> **WHAT YOU ARE ASKED TO DO**
In this material, which lines include the string "Tichý"? Show them.
SUPPLIED RECORDS Block Start
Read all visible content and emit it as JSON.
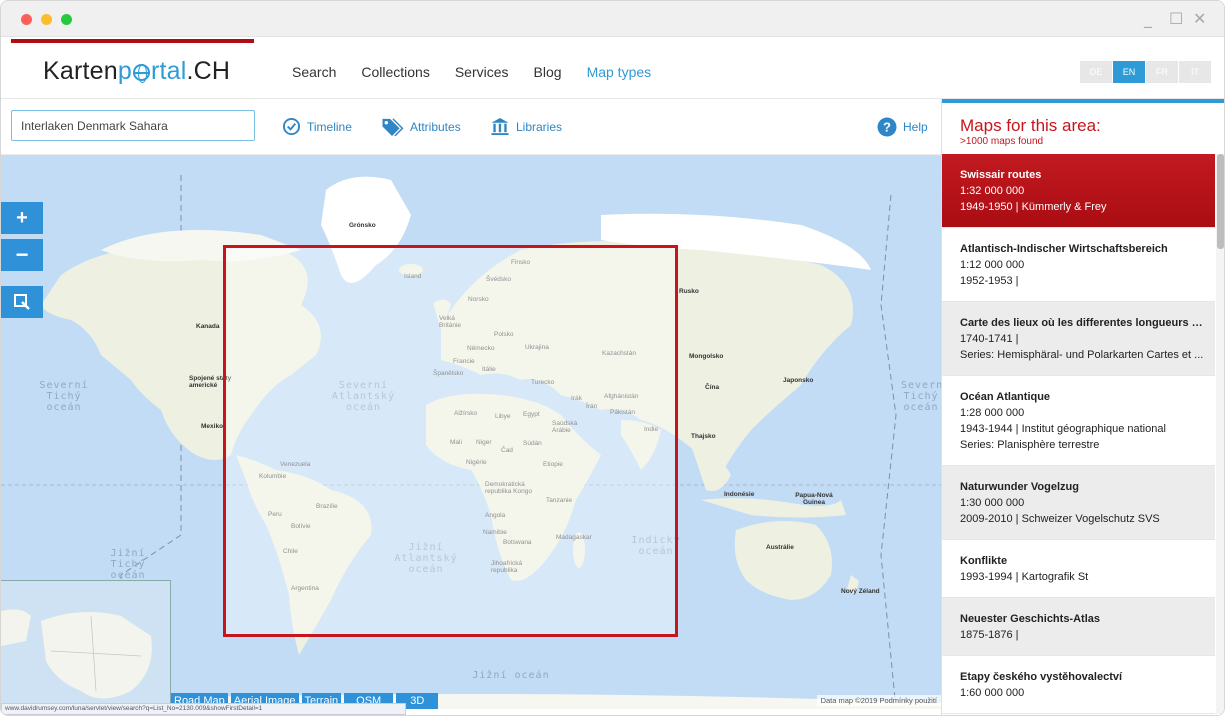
{
  "window": {
    "controls": [
      "_",
      "☐",
      "✕"
    ]
  },
  "header": {
    "logo": {
      "part1": "Karten",
      "part2": "rtal",
      "part3": ".CH"
    },
    "nav": [
      {
        "label": "Search",
        "active": false
      },
      {
        "label": "Collections",
        "active": false
      },
      {
        "label": "Services",
        "active": false
      },
      {
        "label": "Blog",
        "active": false
      },
      {
        "label": "Map types",
        "active": true
      }
    ],
    "languages": [
      {
        "code": "DE",
        "active": false
      },
      {
        "code": "EN",
        "active": true
      },
      {
        "code": "FR",
        "active": false
      },
      {
        "code": "IT",
        "active": false
      }
    ]
  },
  "toolbar": {
    "search_value": "Interlaken Denmark Sahara",
    "timeline_label": "Timeline",
    "attributes_label": "Attributes",
    "libraries_label": "Libraries",
    "help_label": "Help"
  },
  "map": {
    "zoom_in": "+",
    "zoom_out": "−",
    "select_tool": "◪",
    "layers": [
      "Road Map",
      "Aerial Image",
      "Terrain",
      "OSM",
      "3D"
    ],
    "attribution": "Data map ©2019   Podmínky použití",
    "status_url": "www.davidrumsey.com/luna/servlet/view/search?q=List_No=2130.009&showFirstDetail=1",
    "ocean_labels": [
      "Severní Tichý oceán",
      "Severní Atlantský oceán",
      "Jižní Tichý oceán",
      "Jižní Atlantský oceán",
      "Indický oceán",
      "Jižní oceán",
      "Severní Tichý oceán"
    ],
    "country_labels": {
      "gronsko": "Grónsko",
      "island": "Island",
      "finsko": "Finsko",
      "svedsko": "Švédsko",
      "norsko": "Norsko",
      "britanie": "Velká Británie",
      "polsko": "Polsko",
      "nemecko": "Německo",
      "ukrajina": "Ukrajina",
      "francie": "Francie",
      "spanelsko": "Španělsko",
      "italie": "Itálie",
      "kazachstan": "Kazachstán",
      "mongolsko": "Mongolsko",
      "cina": "Čína",
      "japonsko": "Japonsko",
      "turecko": "Turecko",
      "irak": "Irák",
      "iran": "Írán",
      "afghanistan": "Afghánistán",
      "pakistan": "Pákistán",
      "indie": "Indie",
      "saudska": "Saúdská Arábie",
      "alzirsko": "Alžírsko",
      "libye": "Libye",
      "egypt": "Egypt",
      "mali": "Mali",
      "niger": "Niger",
      "cad": "Čad",
      "sudan": "Súdán",
      "nigerie": "Nigérie",
      "etiopie": "Etiopie",
      "kongo": "Demokratická republika Kongo",
      "tanzanie": "Tanzanie",
      "angola": "Angola",
      "namibie": "Namibie",
      "botswana": "Botswana",
      "madagaskar": "Madagaskar",
      "jihoafricka": "Jihoafrická republika",
      "kanada": "Kanada",
      "usa": "Spojené státy americké",
      "mexiko": "Mexiko",
      "venezuela": "Venezuela",
      "kolumbie": "Kolumbie",
      "peru": "Peru",
      "brazilie": "Brazílie",
      "bolivie": "Bolívie",
      "chile": "Chile",
      "argentina": "Argentina",
      "thajsko": "Thajsko",
      "indonesie": "Indonésie",
      "papua": "Papua-Nová Guinea",
      "australie": "Austrálie",
      "zeland": "Nový Zéland",
      "rusko": "Rusko"
    }
  },
  "panel": {
    "title": "Maps for this area:",
    "subtitle": ">1000 maps found",
    "items": [
      {
        "title": "Swissair routes",
        "lines": [
          "1:32 000 000",
          "1949-1950 | Kümmerly & Frey"
        ],
        "selected": true
      },
      {
        "title": "Atlantisch-Indischer Wirtschaftsbereich",
        "lines": [
          "1:12 000 000",
          "1952-1953 |"
        ],
        "selected": false
      },
      {
        "title": "Carte des lieux où les differentes longueurs d...",
        "lines": [
          "1740-1741 |",
          "Series: Hemisphäral- und Polarkarten Cartes et ..."
        ],
        "selected": false
      },
      {
        "title": "Océan Atlantique",
        "lines": [
          "1:28 000 000",
          "1943-1944 | Institut géographique national",
          "Series: Planisphère terrestre"
        ],
        "selected": false
      },
      {
        "title": "Naturwunder Vogelzug",
        "lines": [
          "1:30 000 000",
          "2009-2010 | Schweizer Vogelschutz SVS"
        ],
        "selected": false
      },
      {
        "title": "Konflikte",
        "lines": [
          "1993-1994 | Kartografik St"
        ],
        "selected": false
      },
      {
        "title": "Neuester Geschichts-Atlas",
        "lines": [
          "1875-1876 |"
        ],
        "selected": false
      },
      {
        "title": "Etapy českého vystěhovalectví",
        "lines": [
          "1:60 000 000"
        ],
        "selected": false
      }
    ]
  },
  "colors": {
    "brand_blue": "#2f9bd6",
    "brand_red": "#c6151c",
    "ocean": "#c2dcf5",
    "land": "#eef1e2"
  }
}
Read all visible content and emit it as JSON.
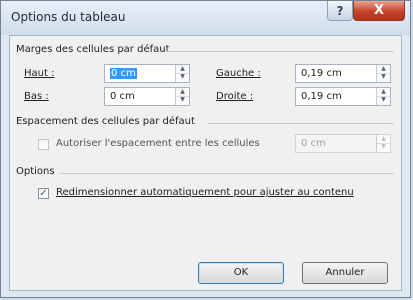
{
  "window": {
    "title": "Options du tableau",
    "help_glyph": "?",
    "close_glyph": "X"
  },
  "margins": {
    "heading": "Marges des cellules par défaut",
    "top": {
      "label": "Haut :",
      "value": "0 cm"
    },
    "left": {
      "label": "Gauche :",
      "value": "0,19 cm"
    },
    "bottom": {
      "label": "Bas :",
      "value": "0 cm"
    },
    "right": {
      "label": "Droite :",
      "value": "0,19 cm"
    }
  },
  "spacing": {
    "heading": "Espacement des cellules par défaut",
    "checkbox_label": "Autoriser l'espacement entre les cellules",
    "checked": false,
    "value": "0 cm"
  },
  "options": {
    "heading": "Options",
    "autoresize_label": "Redimensionner automatiquement pour ajuster au contenu",
    "autoresize_checked": true,
    "check_glyph": "✓"
  },
  "buttons": {
    "ok": "OK",
    "cancel": "Annuler"
  },
  "icons": {
    "spin_up": "▲",
    "spin_down": "▼"
  },
  "colors": {
    "selection": "#3399ff",
    "close_button": "#c8432a"
  }
}
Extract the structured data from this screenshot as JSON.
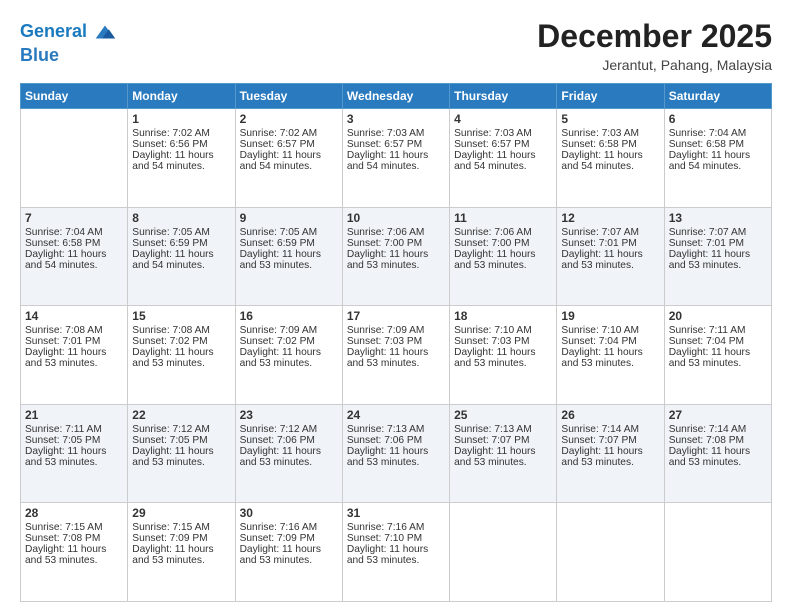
{
  "logo": {
    "line1": "General",
    "line2": "Blue"
  },
  "title": "December 2025",
  "location": "Jerantut, Pahang, Malaysia",
  "days_of_week": [
    "Sunday",
    "Monday",
    "Tuesday",
    "Wednesday",
    "Thursday",
    "Friday",
    "Saturday"
  ],
  "weeks": [
    [
      {
        "day": "",
        "sunrise": "",
        "sunset": "",
        "daylight": ""
      },
      {
        "day": "1",
        "sunrise": "Sunrise: 7:02 AM",
        "sunset": "Sunset: 6:56 PM",
        "daylight": "Daylight: 11 hours and 54 minutes."
      },
      {
        "day": "2",
        "sunrise": "Sunrise: 7:02 AM",
        "sunset": "Sunset: 6:57 PM",
        "daylight": "Daylight: 11 hours and 54 minutes."
      },
      {
        "day": "3",
        "sunrise": "Sunrise: 7:03 AM",
        "sunset": "Sunset: 6:57 PM",
        "daylight": "Daylight: 11 hours and 54 minutes."
      },
      {
        "day": "4",
        "sunrise": "Sunrise: 7:03 AM",
        "sunset": "Sunset: 6:57 PM",
        "daylight": "Daylight: 11 hours and 54 minutes."
      },
      {
        "day": "5",
        "sunrise": "Sunrise: 7:03 AM",
        "sunset": "Sunset: 6:58 PM",
        "daylight": "Daylight: 11 hours and 54 minutes."
      },
      {
        "day": "6",
        "sunrise": "Sunrise: 7:04 AM",
        "sunset": "Sunset: 6:58 PM",
        "daylight": "Daylight: 11 hours and 54 minutes."
      }
    ],
    [
      {
        "day": "7",
        "sunrise": "Sunrise: 7:04 AM",
        "sunset": "Sunset: 6:58 PM",
        "daylight": "Daylight: 11 hours and 54 minutes."
      },
      {
        "day": "8",
        "sunrise": "Sunrise: 7:05 AM",
        "sunset": "Sunset: 6:59 PM",
        "daylight": "Daylight: 11 hours and 54 minutes."
      },
      {
        "day": "9",
        "sunrise": "Sunrise: 7:05 AM",
        "sunset": "Sunset: 6:59 PM",
        "daylight": "Daylight: 11 hours and 53 minutes."
      },
      {
        "day": "10",
        "sunrise": "Sunrise: 7:06 AM",
        "sunset": "Sunset: 7:00 PM",
        "daylight": "Daylight: 11 hours and 53 minutes."
      },
      {
        "day": "11",
        "sunrise": "Sunrise: 7:06 AM",
        "sunset": "Sunset: 7:00 PM",
        "daylight": "Daylight: 11 hours and 53 minutes."
      },
      {
        "day": "12",
        "sunrise": "Sunrise: 7:07 AM",
        "sunset": "Sunset: 7:01 PM",
        "daylight": "Daylight: 11 hours and 53 minutes."
      },
      {
        "day": "13",
        "sunrise": "Sunrise: 7:07 AM",
        "sunset": "Sunset: 7:01 PM",
        "daylight": "Daylight: 11 hours and 53 minutes."
      }
    ],
    [
      {
        "day": "14",
        "sunrise": "Sunrise: 7:08 AM",
        "sunset": "Sunset: 7:01 PM",
        "daylight": "Daylight: 11 hours and 53 minutes."
      },
      {
        "day": "15",
        "sunrise": "Sunrise: 7:08 AM",
        "sunset": "Sunset: 7:02 PM",
        "daylight": "Daylight: 11 hours and 53 minutes."
      },
      {
        "day": "16",
        "sunrise": "Sunrise: 7:09 AM",
        "sunset": "Sunset: 7:02 PM",
        "daylight": "Daylight: 11 hours and 53 minutes."
      },
      {
        "day": "17",
        "sunrise": "Sunrise: 7:09 AM",
        "sunset": "Sunset: 7:03 PM",
        "daylight": "Daylight: 11 hours and 53 minutes."
      },
      {
        "day": "18",
        "sunrise": "Sunrise: 7:10 AM",
        "sunset": "Sunset: 7:03 PM",
        "daylight": "Daylight: 11 hours and 53 minutes."
      },
      {
        "day": "19",
        "sunrise": "Sunrise: 7:10 AM",
        "sunset": "Sunset: 7:04 PM",
        "daylight": "Daylight: 11 hours and 53 minutes."
      },
      {
        "day": "20",
        "sunrise": "Sunrise: 7:11 AM",
        "sunset": "Sunset: 7:04 PM",
        "daylight": "Daylight: 11 hours and 53 minutes."
      }
    ],
    [
      {
        "day": "21",
        "sunrise": "Sunrise: 7:11 AM",
        "sunset": "Sunset: 7:05 PM",
        "daylight": "Daylight: 11 hours and 53 minutes."
      },
      {
        "day": "22",
        "sunrise": "Sunrise: 7:12 AM",
        "sunset": "Sunset: 7:05 PM",
        "daylight": "Daylight: 11 hours and 53 minutes."
      },
      {
        "day": "23",
        "sunrise": "Sunrise: 7:12 AM",
        "sunset": "Sunset: 7:06 PM",
        "daylight": "Daylight: 11 hours and 53 minutes."
      },
      {
        "day": "24",
        "sunrise": "Sunrise: 7:13 AM",
        "sunset": "Sunset: 7:06 PM",
        "daylight": "Daylight: 11 hours and 53 minutes."
      },
      {
        "day": "25",
        "sunrise": "Sunrise: 7:13 AM",
        "sunset": "Sunset: 7:07 PM",
        "daylight": "Daylight: 11 hours and 53 minutes."
      },
      {
        "day": "26",
        "sunrise": "Sunrise: 7:14 AM",
        "sunset": "Sunset: 7:07 PM",
        "daylight": "Daylight: 11 hours and 53 minutes."
      },
      {
        "day": "27",
        "sunrise": "Sunrise: 7:14 AM",
        "sunset": "Sunset: 7:08 PM",
        "daylight": "Daylight: 11 hours and 53 minutes."
      }
    ],
    [
      {
        "day": "28",
        "sunrise": "Sunrise: 7:15 AM",
        "sunset": "Sunset: 7:08 PM",
        "daylight": "Daylight: 11 hours and 53 minutes."
      },
      {
        "day": "29",
        "sunrise": "Sunrise: 7:15 AM",
        "sunset": "Sunset: 7:09 PM",
        "daylight": "Daylight: 11 hours and 53 minutes."
      },
      {
        "day": "30",
        "sunrise": "Sunrise: 7:16 AM",
        "sunset": "Sunset: 7:09 PM",
        "daylight": "Daylight: 11 hours and 53 minutes."
      },
      {
        "day": "31",
        "sunrise": "Sunrise: 7:16 AM",
        "sunset": "Sunset: 7:10 PM",
        "daylight": "Daylight: 11 hours and 53 minutes."
      },
      {
        "day": "",
        "sunrise": "",
        "sunset": "",
        "daylight": ""
      },
      {
        "day": "",
        "sunrise": "",
        "sunset": "",
        "daylight": ""
      },
      {
        "day": "",
        "sunrise": "",
        "sunset": "",
        "daylight": ""
      }
    ]
  ]
}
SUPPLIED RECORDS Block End
> **FINISHED TASK**
      "Severní Tichý oceán",
      "Jižní Tichý oceán",
      "Severní Tichý oceán"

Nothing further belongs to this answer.